### RECORDS PROVIDED ###

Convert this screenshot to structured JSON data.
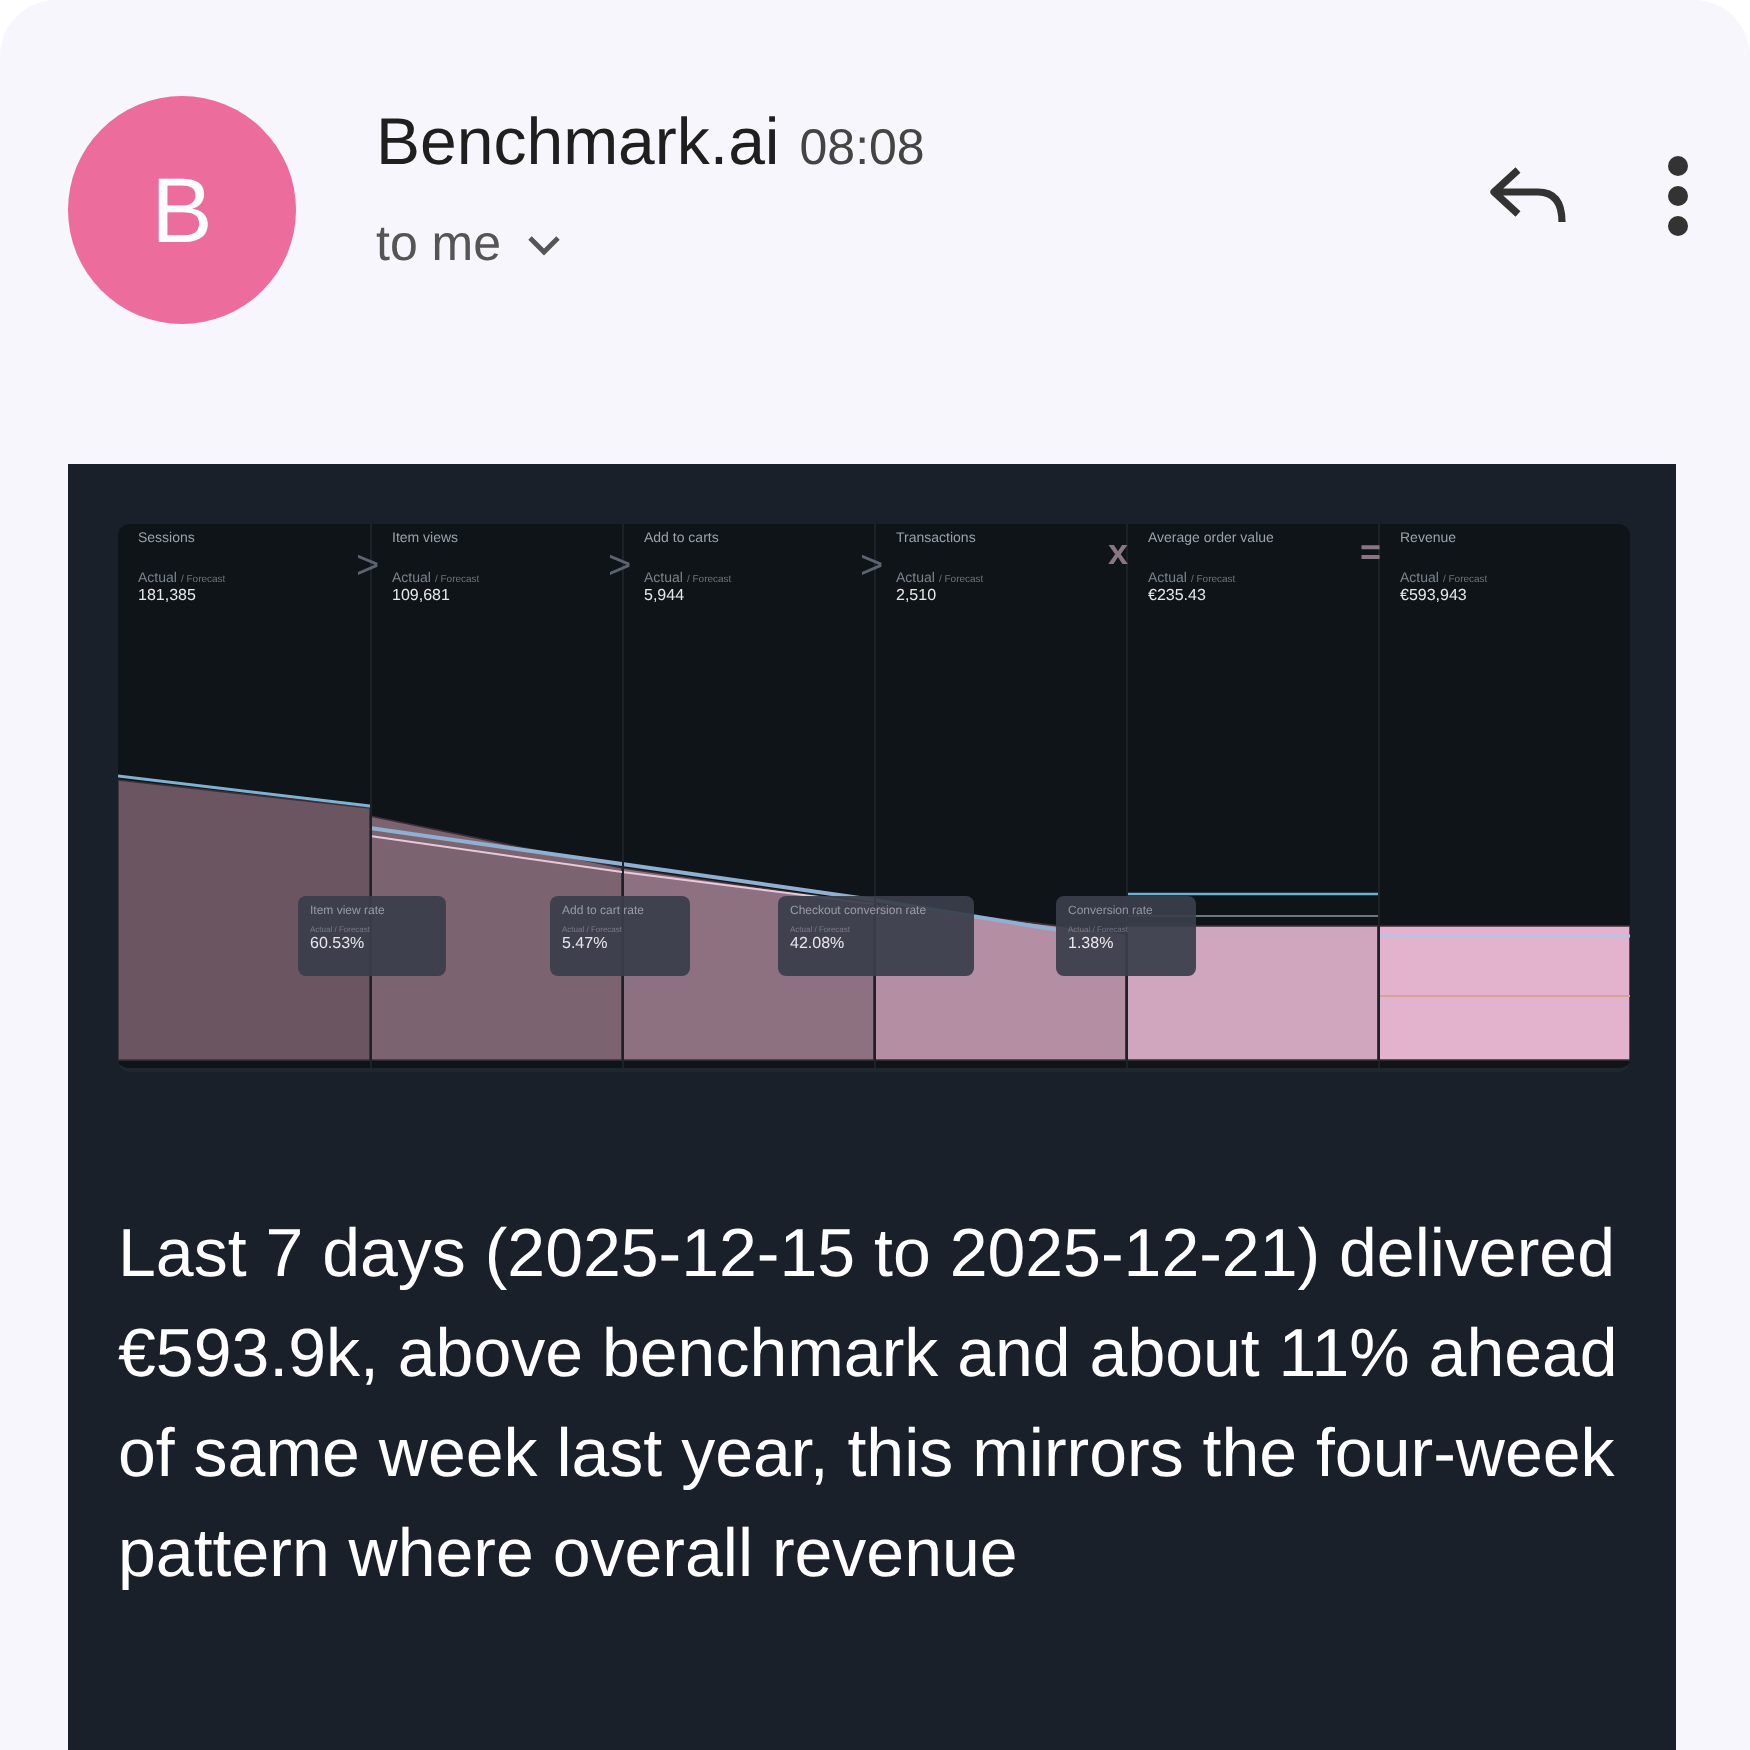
{
  "sender": {
    "initial": "B",
    "name": "Benchmark.ai",
    "time": "08:08",
    "recipient": "to me"
  },
  "funnel": {
    "stages": [
      {
        "label": "Sessions",
        "actual": "Actual",
        "forecast": "/ Forecast",
        "value": "181,385"
      },
      {
        "label": "Item views",
        "operator": ">",
        "actual": "Actual",
        "forecast": "/ Forecast",
        "value": "109,681"
      },
      {
        "label": "Add to carts",
        "operator": ">",
        "actual": "Actual",
        "forecast": "/ Forecast",
        "value": "5,944"
      },
      {
        "label": "Transactions",
        "operator": ">",
        "actual": "Actual",
        "forecast": "/ Forecast",
        "value": "2,510"
      },
      {
        "label": "Average order value",
        "operator": "x",
        "actual": "Actual",
        "forecast": "/ Forecast",
        "value": "€235.43"
      },
      {
        "label": "Revenue",
        "operator": "=",
        "actual": "Actual",
        "forecast": "/ Forecast",
        "value": "€593,943"
      }
    ],
    "rates": [
      {
        "label": "Item view rate",
        "sub": "Actual / Forecast",
        "value": "60.53%"
      },
      {
        "label": "Add to cart rate",
        "sub": "Actual / Forecast",
        "value": "5.47%"
      },
      {
        "label": "Checkout conversion rate",
        "sub": "Actual / Forecast",
        "value": "42.08%"
      },
      {
        "label": "Conversion rate",
        "sub": "Actual / Forecast",
        "value": "1.38%"
      }
    ]
  },
  "body": "Last 7 days (2025-12-15 to 2025-12-21) delivered €593.9k, above benchmark and about 11% ahead of same week last year, this mirrors the four-week pattern where overall revenue"
}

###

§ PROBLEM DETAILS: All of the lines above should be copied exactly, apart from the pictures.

§ RESPONSE:
Convert this screenshot to structured JSON data.
{
  "sender": {
    "initial": "B",
    "name": "Benchmark.ai",
    "time": "08:08",
    "recipient": "to me"
  },
  "funnel": {
    "stages": [
      {
        "label": "Sessions",
        "actual": "Actual",
        "forecast": "/ Forecast",
        "value": "181,385"
      },
      {
        "label": "Item views",
        "operator": ">",
        "actual": "Actual",
        "forecast": "/ Forecast",
        "value": "109,681"
      },
      {
        "label": "Add to carts",
        "operator": ">",
        "actual": "Actual",
        "forecast": "/ Forecast",
        "value": "5,944"
      },
      {
        "label": "Transactions",
        "operator": ">",
        "actual": "Actual",
        "forecast": "/ Forecast",
        "value": "2,510"
      },
      {
        "label": "Average order value",
        "operator": "x",
        "actual": "Actual",
        "forecast": "/ Forecast",
        "value": "€235.43"
      },
      {
        "label": "Revenue",
        "operator": "=",
        "actual": "Actual",
        "forecast": "/ Forecast",
        "value": "€593,943"
      }
    ],
    "rates": [
      {
        "label": "Item view rate",
        "sub": "Actual / Forecast",
        "value": "60.53%"
      },
      {
        "label": "Add to cart rate",
        "sub": "Actual / Forecast",
        "value": "5.47%"
      },
      {
        "label": "Checkout conversion rate",
        "sub": "Actual / Forecast",
        "value": "42.08%"
      },
      {
        "label": "Conversion rate",
        "sub": "Actual / Forecast",
        "value": "1.38%"
      }
    ]
  },
  "body": "Last 7 days (2025-12-15 to 2025-12-21) delivered €593.9k, above benchmark and about 11% ahead of same week last year, this mirrors the four-week pattern where overall revenue"
}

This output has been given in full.